Last we met, we built a prototype temperature wireless RF temperature controller. We got some good ideas and a Beer Fridge monitor out of the deal. We also realized, however, that we were flying pretty close to the sun in terms of the available memory we had to work with. Considering we weren’t concerned about power consumption, wanted to make our IO as flexible as possible (for example more interrupts and UARTs), we decided that a more powerful micro is in order. Enter the Moteino MEGA. Take a Moteino R4 and swap out the ATMEGA328P for a 1284P, add a reset button, and you get the Moteino MEGA. Fantastic idea. It’s a slightly larger footprint, but all progress has a price, right?
Now since last time, when we realized soldering was going to be a chore with all of our itty-bitties on one board, we had a couple PCBs made. Since we wanted to use the same enclosure and still use all hand-solderable DIP components, we ended up needing two PCBs stacked. We left the headers for our Moteino exposed, however, so we can still get to them easily. Shown below are the boards with all of the components (some optional) that we can jam onto it.
The other great part about stacking boards is that it will put our displays high enough that we won’t need to attempt to fix them to the inside of the enclosure. This helps for taking it apart and service, and also eliminates the need for the messy silicone arrangement we were attempting on the last build. Here are a few photos after it’s all assembled. You’ll notice the switch mode power supply is not used here, as we’re controlling a thermostat, which has a 24VAC contact. We put this on the mechanical relay, an advantage for when you need to handle things like AC voltage.
The astute reader will note that the board has been modestly pruned in a few locations where my CAD skills and attention to detail were a bit, um, unfocused. This is why we prototype! Here are a few more pics that show the fit, including the height of the displays:
Finally, we need to attach our encoder for user input, as well as the remainder of our IO. Here, we’re going to use a waterproof 1Wire temperature sensor, and close a relay contact for 24VAC that runs the house furnace. We’ll power it on a USB power supply and feed that in. We’ll also need to drill holes for the cable glands. We won’t bore you with those details. Here are a few pictures from during assembly:
And finally, here is the end product:
Now on to the installation and programming. In our next post, we build this guy into a home thermostat using a Raspberry Pi in our CuPID base unit as our control/sensor gateway.

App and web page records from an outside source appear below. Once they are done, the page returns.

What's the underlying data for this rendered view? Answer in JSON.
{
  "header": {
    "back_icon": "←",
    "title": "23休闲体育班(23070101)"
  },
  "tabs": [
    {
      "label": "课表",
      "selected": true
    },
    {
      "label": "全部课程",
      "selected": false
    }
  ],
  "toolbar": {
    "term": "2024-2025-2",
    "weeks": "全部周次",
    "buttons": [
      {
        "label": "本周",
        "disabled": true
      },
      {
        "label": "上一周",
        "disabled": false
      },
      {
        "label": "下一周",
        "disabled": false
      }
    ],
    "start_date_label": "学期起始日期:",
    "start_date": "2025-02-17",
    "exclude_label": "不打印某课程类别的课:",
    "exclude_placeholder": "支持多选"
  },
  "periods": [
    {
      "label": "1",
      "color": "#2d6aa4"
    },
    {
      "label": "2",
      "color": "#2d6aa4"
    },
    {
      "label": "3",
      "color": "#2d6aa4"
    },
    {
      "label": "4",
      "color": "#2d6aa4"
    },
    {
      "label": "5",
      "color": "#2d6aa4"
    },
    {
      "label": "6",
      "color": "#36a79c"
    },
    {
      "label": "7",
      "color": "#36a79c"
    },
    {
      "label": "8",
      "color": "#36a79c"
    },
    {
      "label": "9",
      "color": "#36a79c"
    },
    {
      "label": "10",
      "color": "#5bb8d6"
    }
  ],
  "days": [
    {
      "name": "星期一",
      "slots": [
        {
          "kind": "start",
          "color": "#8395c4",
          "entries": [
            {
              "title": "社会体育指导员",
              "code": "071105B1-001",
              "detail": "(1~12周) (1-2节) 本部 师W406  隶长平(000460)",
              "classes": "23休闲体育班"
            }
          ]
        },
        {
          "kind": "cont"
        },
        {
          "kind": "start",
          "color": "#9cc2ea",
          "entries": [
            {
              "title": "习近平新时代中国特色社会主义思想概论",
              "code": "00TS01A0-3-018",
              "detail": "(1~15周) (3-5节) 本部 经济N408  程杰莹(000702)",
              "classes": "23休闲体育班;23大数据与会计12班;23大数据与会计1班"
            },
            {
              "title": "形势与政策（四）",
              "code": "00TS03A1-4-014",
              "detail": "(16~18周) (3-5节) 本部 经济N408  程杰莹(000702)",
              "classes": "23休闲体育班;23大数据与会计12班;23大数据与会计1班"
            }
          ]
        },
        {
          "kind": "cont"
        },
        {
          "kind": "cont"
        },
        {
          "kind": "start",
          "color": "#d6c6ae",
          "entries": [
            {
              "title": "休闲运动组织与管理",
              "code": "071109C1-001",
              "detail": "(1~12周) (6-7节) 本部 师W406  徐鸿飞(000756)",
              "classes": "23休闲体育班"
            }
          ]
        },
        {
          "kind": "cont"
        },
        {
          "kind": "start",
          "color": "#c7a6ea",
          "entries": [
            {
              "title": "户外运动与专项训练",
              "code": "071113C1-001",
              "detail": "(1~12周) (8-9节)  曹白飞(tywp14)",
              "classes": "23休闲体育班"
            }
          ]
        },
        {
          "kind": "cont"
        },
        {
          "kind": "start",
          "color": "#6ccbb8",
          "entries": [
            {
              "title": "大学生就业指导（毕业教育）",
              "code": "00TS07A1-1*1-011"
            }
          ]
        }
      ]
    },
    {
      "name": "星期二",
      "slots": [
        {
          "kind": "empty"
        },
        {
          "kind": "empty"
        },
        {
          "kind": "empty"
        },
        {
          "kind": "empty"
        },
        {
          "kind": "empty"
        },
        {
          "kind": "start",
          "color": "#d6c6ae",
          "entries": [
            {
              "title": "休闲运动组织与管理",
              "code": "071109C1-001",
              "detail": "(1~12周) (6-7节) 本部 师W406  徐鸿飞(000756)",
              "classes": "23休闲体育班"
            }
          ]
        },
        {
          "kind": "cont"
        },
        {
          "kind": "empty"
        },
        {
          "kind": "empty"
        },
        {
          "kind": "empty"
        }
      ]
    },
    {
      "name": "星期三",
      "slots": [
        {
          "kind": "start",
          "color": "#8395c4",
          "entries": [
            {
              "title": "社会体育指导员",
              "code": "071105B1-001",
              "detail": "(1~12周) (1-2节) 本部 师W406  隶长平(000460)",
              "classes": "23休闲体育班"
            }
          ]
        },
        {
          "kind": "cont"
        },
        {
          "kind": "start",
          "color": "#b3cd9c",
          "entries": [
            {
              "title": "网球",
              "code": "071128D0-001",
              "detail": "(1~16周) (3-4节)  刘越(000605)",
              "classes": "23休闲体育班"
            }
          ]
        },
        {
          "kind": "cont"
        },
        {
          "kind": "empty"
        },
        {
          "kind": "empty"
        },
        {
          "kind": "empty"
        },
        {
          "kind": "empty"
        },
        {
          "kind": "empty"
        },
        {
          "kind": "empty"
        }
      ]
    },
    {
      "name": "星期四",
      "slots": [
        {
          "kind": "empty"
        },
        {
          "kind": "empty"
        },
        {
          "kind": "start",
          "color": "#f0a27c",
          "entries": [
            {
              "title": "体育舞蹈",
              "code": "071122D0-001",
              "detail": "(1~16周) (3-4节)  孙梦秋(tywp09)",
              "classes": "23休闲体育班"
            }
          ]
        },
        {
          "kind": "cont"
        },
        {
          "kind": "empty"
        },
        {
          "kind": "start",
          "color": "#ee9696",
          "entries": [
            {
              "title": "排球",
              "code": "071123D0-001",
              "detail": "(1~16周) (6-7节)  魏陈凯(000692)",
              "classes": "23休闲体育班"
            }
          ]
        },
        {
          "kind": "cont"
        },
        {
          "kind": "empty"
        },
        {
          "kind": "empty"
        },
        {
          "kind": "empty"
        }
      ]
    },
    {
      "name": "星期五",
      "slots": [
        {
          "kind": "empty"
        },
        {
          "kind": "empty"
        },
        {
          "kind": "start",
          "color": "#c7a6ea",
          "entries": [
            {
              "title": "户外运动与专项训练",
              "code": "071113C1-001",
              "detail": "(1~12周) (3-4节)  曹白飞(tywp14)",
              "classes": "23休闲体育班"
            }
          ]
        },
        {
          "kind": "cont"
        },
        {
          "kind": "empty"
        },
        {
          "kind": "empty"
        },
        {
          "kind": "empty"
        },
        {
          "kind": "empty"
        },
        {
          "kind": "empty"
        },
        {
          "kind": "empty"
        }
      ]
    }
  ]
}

The above makes use of the open source libraries available on github, including sketches, python and all web libraries:
Explanation and installation here: